- Put up with any pain or damage involved!
- Retain control of the vehicle and pull safely off the road before attempting to cure the problem.
Fire in the Ashtray
Ashtrays are for ashes, not candy and gum wrappers.
- If you have paper in your ashtray, a cigarette or cigar that is not completely extinguished, pipe ashes, or a match not completely out, can cause a fire in your ashtray.
- If you have such a fire, close the ashtray to diminish the flames or even smother the fire.
- Then pull safely off the road and make sure the fire is out.
First Aid Supplies for Your Vehicle
The following is a list of some of the things you can carry in your trunk or glove compartment that you may find useful from time to time.
- Always maintain at least 1/2 tank of gas.
- Cell phone.
- Name, address, and phone number of someone to call in an emergency.
- Battery operated radio and batteries.
- Blankets and sleeping bag.
- Bleach for disinfecting.
- Bottled water.
- Can opener.
- Metal coffee can -- use the candle or canned heat to melt snow.
- Day pack -- to carry items, if you must leave your vehicle.
- Essential medications.
- Non-perishable foods.
- Water for three days.
- Citizens band radio.
- Money and credit cards.
- Non-perishable food stored in a coffee can.
- Outdoor clothing.
- Paper and pencils/pens.
- Plastic bags.
- Pre-moistened wipes.
- Rubber hose (short) for siphoning.
- Shoes (extra pair of good ones).
- Sleeping bag.
- Waterproof/windproof matches.
- Candles and several containers of canned heat.
- Spare fuses for the electrical system.
- Good flashlight with good batteries.
- Ice scraper.
- Snow brush.
- Pocket knife.
- Class ABC fire extinguisher.
- First aid kit and manual.
- Spare tire (with air in it).
- Traction mats.
- Tow chain or strap.
- Jack and lug wrench for changing tires.
- Flares or reflective day/night devices.
- An empty can to carry gasoline (if you run out of gas) or water (if your engine boils over and you loose your coolant). Do not store gasoline in your vehicle.
- Basic tools.
- Pliers -- useful for tightening clamps, small nuts that may work loose, and twisting wires.
- Screwdrivers -- several sizes.
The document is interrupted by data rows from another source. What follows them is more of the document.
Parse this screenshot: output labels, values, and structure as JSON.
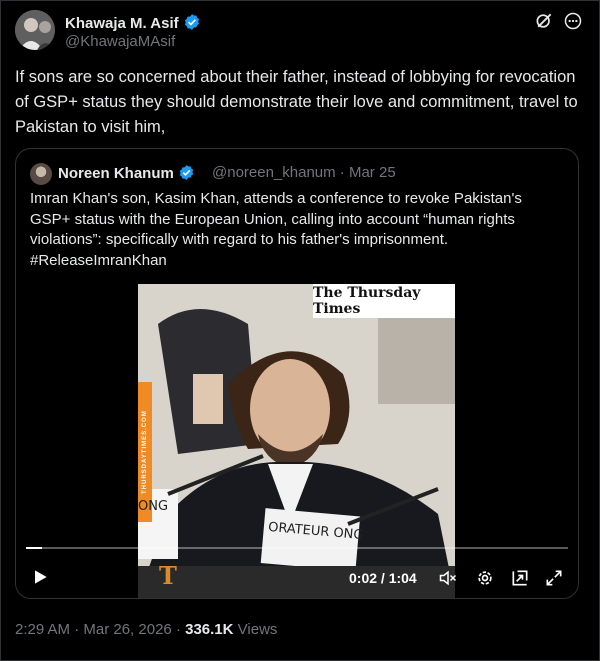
{
  "post": {
    "author_name": "Khawaja M. Asif",
    "author_handle": "@KhawajaMAsif",
    "text": "If sons are so concerned about their father, instead of lobbying for revocation of GSP+ status they should demonstrate their love and commitment, travel to Pakistan to visit him,",
    "timestamp": "2:29 AM · Mar 26, 2026",
    "views_count": "336.1K",
    "views_label": "Views",
    "icons": {
      "grok": "grok-icon",
      "more": "more-icon",
      "verified": "verified-badge-icon"
    }
  },
  "quote": {
    "author_name": "Noreen Khanum",
    "author_handle": "@noreen_khanum · Mar 25",
    "text": "Imran Khan's son, Kasim Khan, attends a conference to revoke Pakistan's GSP+ status with the European Union, calling into account “human rights violations”: specifically with regard to his father's imprisonment. #ReleaseImranKhan"
  },
  "video": {
    "watermark": "The Thursday Times",
    "side_label": "THURSDAYTIMES.COM",
    "nameplate_left": "ONG",
    "nameplate_right": "ORATEUR ONG",
    "time_display": "0:02 / 1:04",
    "progress": 0.03
  },
  "colors": {
    "background": "#000000",
    "text_primary": "#e7e9ea",
    "text_secondary": "#71767b",
    "border": "#2f3336",
    "verified": "#1d9bf0"
  }
}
Make sure one is Phillips type.
- Adjustable wrench (or small set of open-end wrenches if you prefer) -- to tighten nuts and bolts that may have worked loose.
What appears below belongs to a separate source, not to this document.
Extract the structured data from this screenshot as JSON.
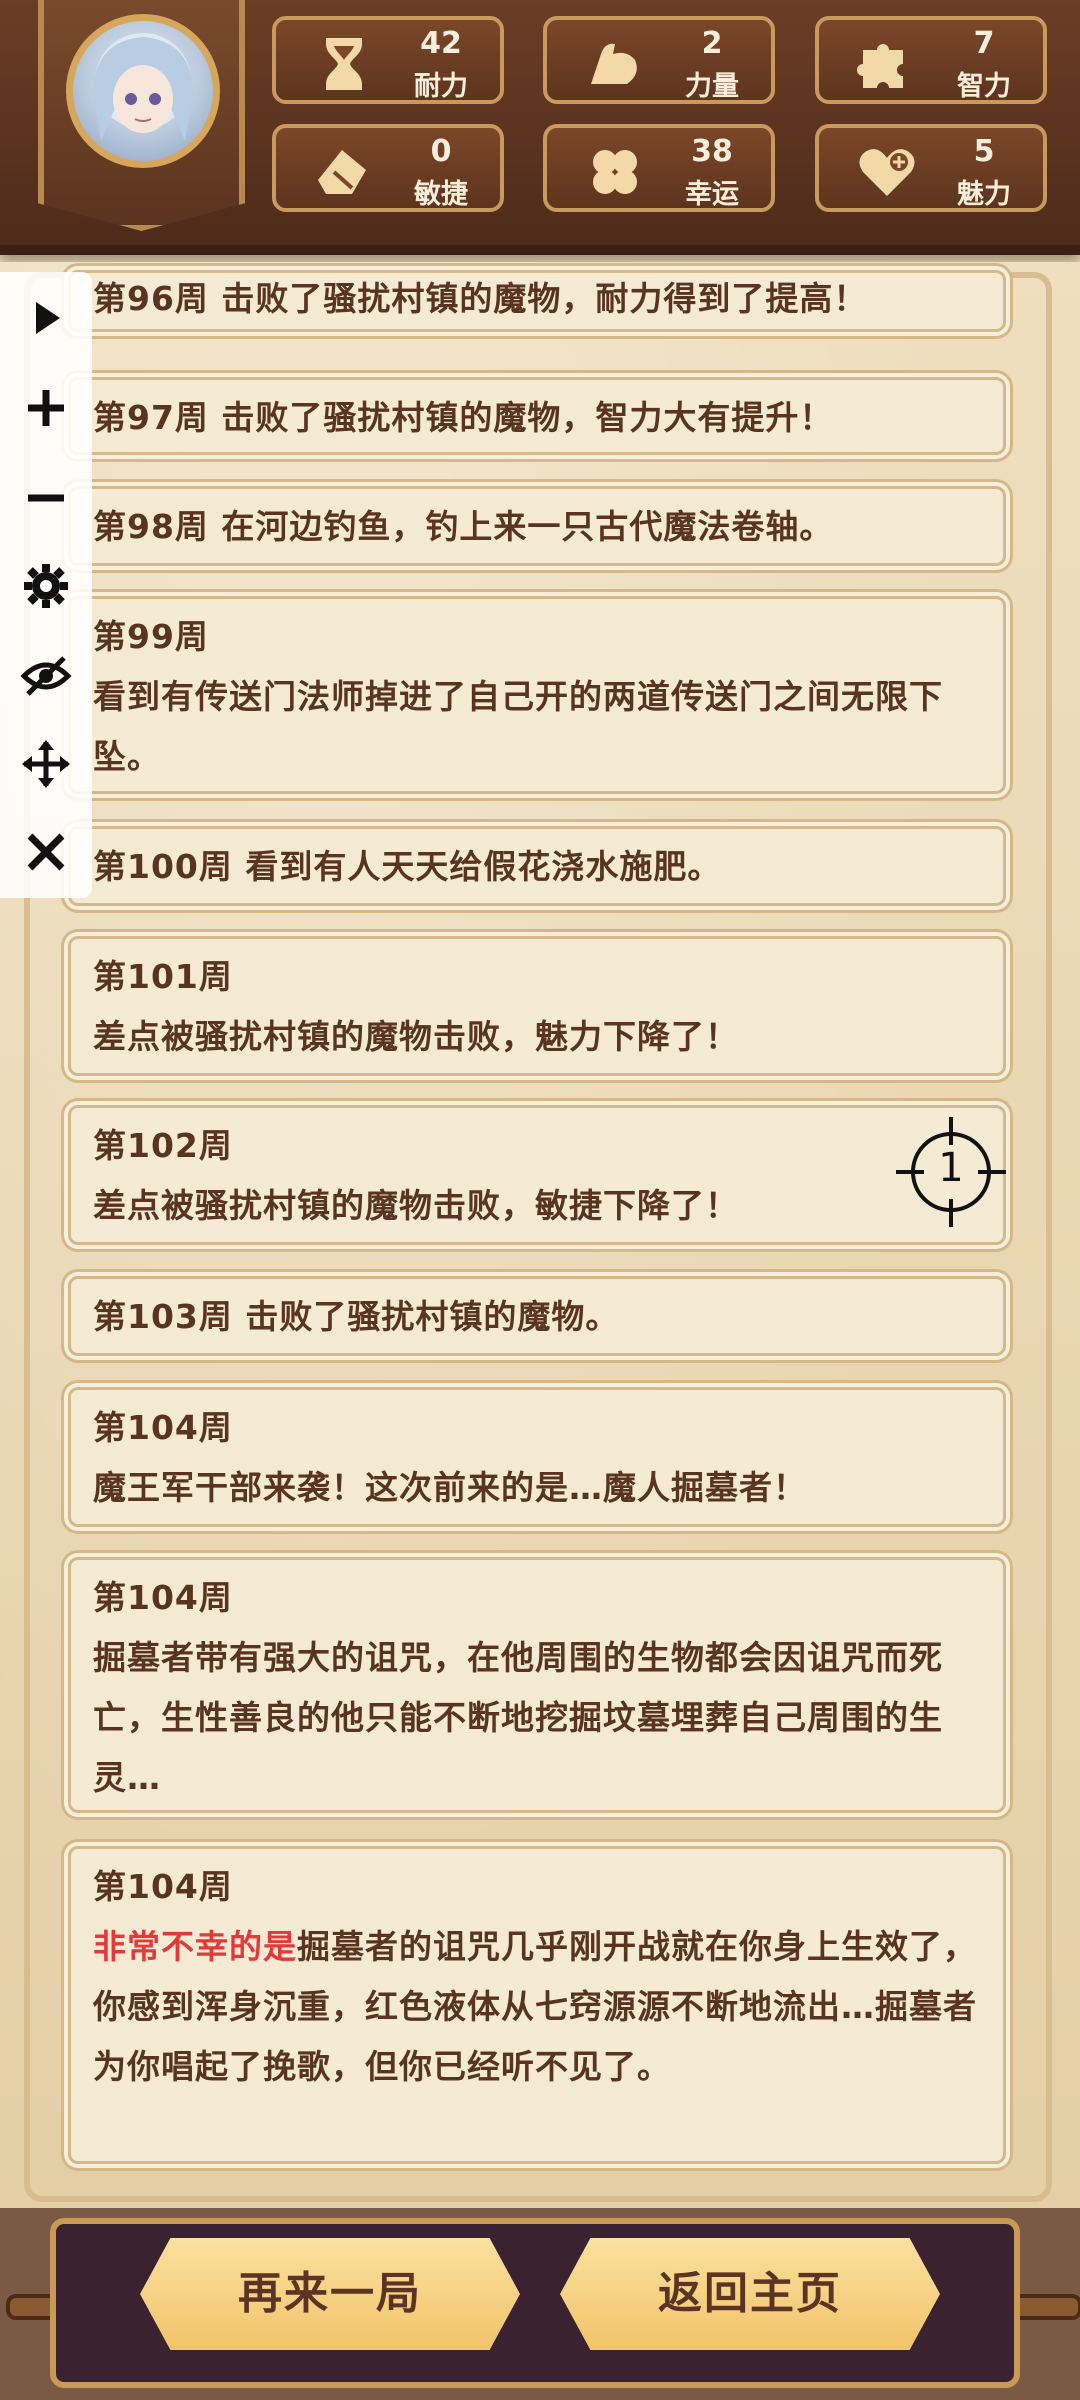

- Electrical tape -- to repair broken or frayed wires.
- Duct tape -- to temporarily stop small leaks in a hose until you can get to a service facility.
- Wire -- very useful to temporarily hold a muffler or tailpipe in place if one of the hangars breaks or falls off.
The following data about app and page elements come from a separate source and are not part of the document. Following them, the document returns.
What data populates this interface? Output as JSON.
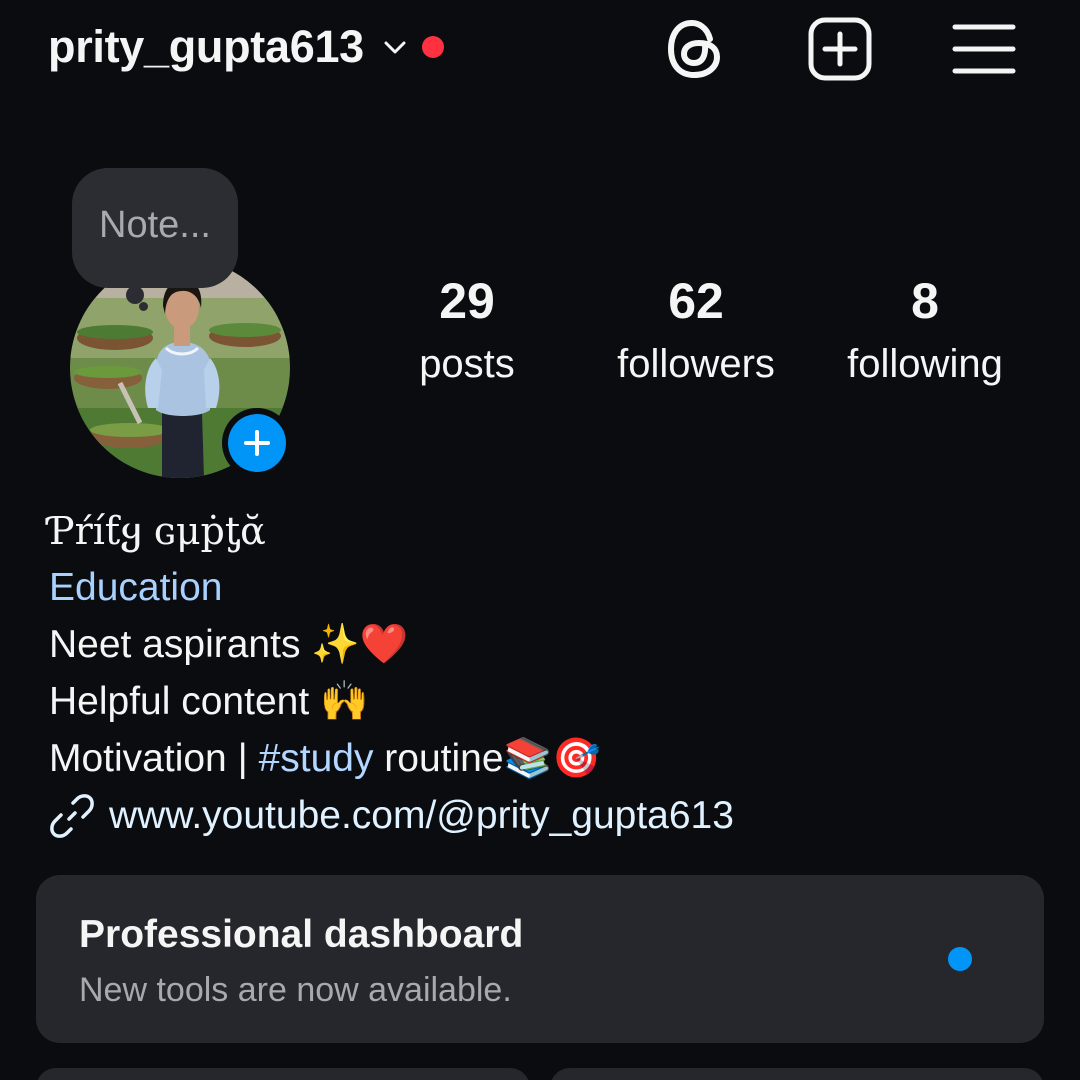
{
  "header": {
    "username": "prity_gupta613",
    "threads_icon": "threads-icon",
    "create_icon": "add-square-icon",
    "menu_icon": "hamburger-menu-icon"
  },
  "note": {
    "placeholder": "Note..."
  },
  "stats": {
    "posts": {
      "count": "29",
      "label": "posts"
    },
    "followers": {
      "count": "62",
      "label": "followers"
    },
    "following": {
      "count": "8",
      "label": "following"
    }
  },
  "bio": {
    "display_name": "Ƥŕíƭყ ɢμṗƫᾰ",
    "category": "Education",
    "line1": {
      "text": "Neet aspirants ",
      "emoji": "✨❤️"
    },
    "line2": {
      "text": "Helpful content ",
      "emoji": "🙌"
    },
    "line3": {
      "prefix": "Motivation | ",
      "hashtag": "#study",
      "suffix": " routine",
      "emoji": "📚🎯"
    },
    "link": "www.youtube.com/@prity_gupta613"
  },
  "dashboard": {
    "title": "Professional dashboard",
    "subtitle": "New tools are now available."
  },
  "colors": {
    "background": "#0b0c10",
    "text": "#f5f5f5",
    "accent_blue": "#0095f6",
    "link_blue": "#e0f1ff",
    "category_blue": "#a9d1ff",
    "hashtag_blue": "#b4d7ff",
    "notification_red": "#ff3040",
    "card_background": "#26272c"
  }
}
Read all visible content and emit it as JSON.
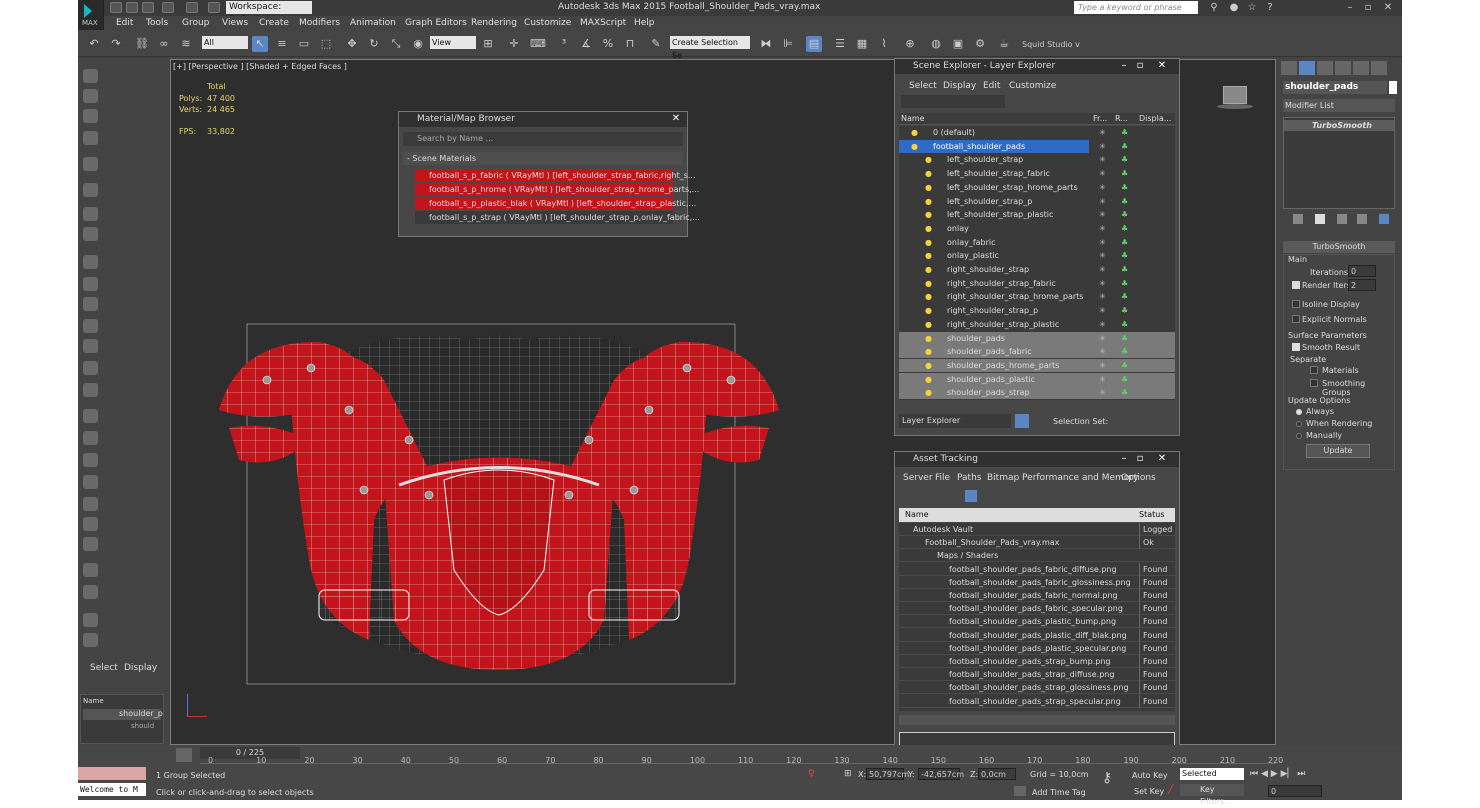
{
  "titlebar": {
    "workspace": "Workspace: Default",
    "title": "Autodesk 3ds Max  2015     Football_Shoulder_Pads_vray.max",
    "search_placeholder": "Type a keyword or phrase",
    "logo": "MAX"
  },
  "menu": [
    "Edit",
    "Tools",
    "Group",
    "Views",
    "Create",
    "Modifiers",
    "Animation",
    "Graph Editors",
    "Rendering",
    "Customize",
    "MAXScript",
    "Help"
  ],
  "toolbar": {
    "filter": "All",
    "view": "View",
    "selection_set": "Create Selection Se",
    "squid": "Squid Studio v"
  },
  "viewport": {
    "label": "[+] [Perspective ] [Shaded + Edged Faces ]",
    "stats": {
      "total_label": "Total",
      "polys_label": "Polys:",
      "polys": "47 400",
      "verts_label": "Verts:",
      "verts": "24 465",
      "fps_label": "FPS:",
      "fps": "33,802"
    }
  },
  "material_browser": {
    "title": "Material/Map Browser",
    "search_placeholder": "Search by Name ...",
    "section": "- Scene Materials",
    "items": [
      "football_s_p_fabric ( VRayMtl ) [left_shoulder_strap_fabric,right_s...",
      "football_s_p_hrome ( VRayMtl ) [left_shoulder_strap_hrome_parts,...",
      "football_s_p_plastic_blak ( VRayMtl ) [left_shoulder_strap_plastic,...",
      "football_s_p_strap ( VRayMtl ) [left_shoulder_strap_p,onlay_fabric,..."
    ]
  },
  "scene_explorer": {
    "title": "Scene Explorer - Layer Explorer",
    "menu": [
      "Select",
      "Display",
      "Edit",
      "Customize"
    ],
    "columns": [
      "Name",
      "Fr...",
      "R...",
      "Displa..."
    ],
    "rows": [
      "0 (default)",
      "football_shoulder_pads",
      "left_shoulder_strap",
      "left_shoulder_strap_fabric",
      "left_shoulder_strap_hrome_parts",
      "left_shoulder_strap_p",
      "left_shoulder_strap_plastic",
      "onlay",
      "onlay_fabric",
      "onlay_plastic",
      "right_shoulder_strap",
      "right_shoulder_strap_fabric",
      "right_shoulder_strap_hrome_parts",
      "right_shoulder_strap_p",
      "right_shoulder_strap_plastic",
      "shoulder_pads",
      "shoulder_pads_fabric",
      "shoulder_pads_hrome_parts",
      "shoulder_pads_plastic",
      "shoulder_pads_strap"
    ],
    "footer_left": "Layer Explorer",
    "footer_right": "Selection Set:"
  },
  "asset_tracking": {
    "title": "Asset Tracking",
    "menu": [
      "Server",
      "File",
      "Paths",
      "Bitmap Performance and Memory",
      "Options"
    ],
    "col_name": "Name",
    "col_status": "Status",
    "rows": [
      {
        "name": "Autodesk Vault",
        "status": "Logged C",
        "indent": 0
      },
      {
        "name": "Football_Shoulder_Pads_vray.max",
        "status": "Ok",
        "indent": 1
      },
      {
        "name": "Maps / Shaders",
        "status": "",
        "indent": 2
      },
      {
        "name": "football_shoulder_pads_fabric_diffuse.png",
        "status": "Found",
        "indent": 3
      },
      {
        "name": "football_shoulder_pads_fabric_glossiness.png",
        "status": "Found",
        "indent": 3
      },
      {
        "name": "football_shoulder_pads_fabric_normal.png",
        "status": "Found",
        "indent": 3
      },
      {
        "name": "football_shoulder_pads_fabric_specular.png",
        "status": "Found",
        "indent": 3
      },
      {
        "name": "football_shoulder_pads_plastic_bump.png",
        "status": "Found",
        "indent": 3
      },
      {
        "name": "football_shoulder_pads_plastic_diff_blak.png",
        "status": "Found",
        "indent": 3
      },
      {
        "name": "football_shoulder_pads_plastic_specular.png",
        "status": "Found",
        "indent": 3
      },
      {
        "name": "football_shoulder_pads_strap_bump.png",
        "status": "Found",
        "indent": 3
      },
      {
        "name": "football_shoulder_pads_strap_diffuse.png",
        "status": "Found",
        "indent": 3
      },
      {
        "name": "football_shoulder_pads_strap_glossiness.png",
        "status": "Found",
        "indent": 3
      },
      {
        "name": "football_shoulder_pads_strap_specular.png",
        "status": "Found",
        "indent": 3
      }
    ]
  },
  "modifier_panel": {
    "object_name": "shoulder_pads",
    "modifier_list": "Modifier List",
    "stack_item": "TurboSmooth",
    "rollout_title": "TurboSmooth",
    "main": "Main",
    "iterations_label": "Iterations:",
    "iterations": "0",
    "render_iters_label": "Render Iters:",
    "render_iters": "2",
    "isoline": "Isoline Display",
    "explicit": "Explicit Normals",
    "surface": "Surface Parameters",
    "smooth_result": "Smooth Result",
    "separate": "Separate",
    "materials": "Materials",
    "smoothing_groups": "Smoothing Groups",
    "update_options": "Update Options",
    "always": "Always",
    "when_rendering": "When Rendering",
    "manually": "Manually",
    "update": "Update"
  },
  "left_bottom": {
    "select": "Select",
    "display": "Display",
    "name_col": "Name",
    "item": "shoulder_p",
    "item2": "should"
  },
  "timeline": {
    "frame": "0 / 225",
    "ticks": [
      "0",
      "10",
      "20",
      "30",
      "40",
      "50",
      "60",
      "70",
      "80",
      "90",
      "100",
      "110",
      "120",
      "130",
      "140",
      "150",
      "160",
      "170",
      "180",
      "190",
      "200",
      "210",
      "220"
    ]
  },
  "status": {
    "selected": "1 Group Selected",
    "hint": "Click or click-and-drag to select objects",
    "welcome": "Welcome to M",
    "x": "50,797cm",
    "y": "-42,657cm",
    "z": "0,0cm",
    "grid": "Grid = 10,0cm",
    "add_time_tag": "Add Time Tag",
    "auto_key": "Auto Key",
    "set_key": "Set Key",
    "selected_dd": "Selected",
    "key_filters": "Key Filters...",
    "frame_field": "0"
  }
}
- Rags -- can be used to dry up your distributor or wet wires if your motor is drowned out in heavy rain or from driving through water.
- Battery jumper cables -- handy to help get your vehicle started if your battery is weak, especially in the winter (consult your Owner's Manual on how to use them).
- Piece of sandpaper -- useful for cleaning dirty battery terminals when the vehicle won't start.
- Can of engine oil -- nice to have when the oil light comes on and you're far from a service facility.
- Tire pump -- for use when one of your tires develops a slow leak and you'd rather drive to a service facility to have it changed than to do it yourself.
- Plastic sheet (or two large plastic garbage bags) -- for use in changing a tire in the rain or if you have to get under the vehicle to check something.
- Tire chains -- if you don't have snow tires (and even if you do).
- Steel shovel -- to help you get out of ruts and snowbanks.
- Bag (or capped bucket) of kitty litter (preferred), sand, or rock salt -- to give you something to throw under the wheels for better traction if you get stuck in ice or snow.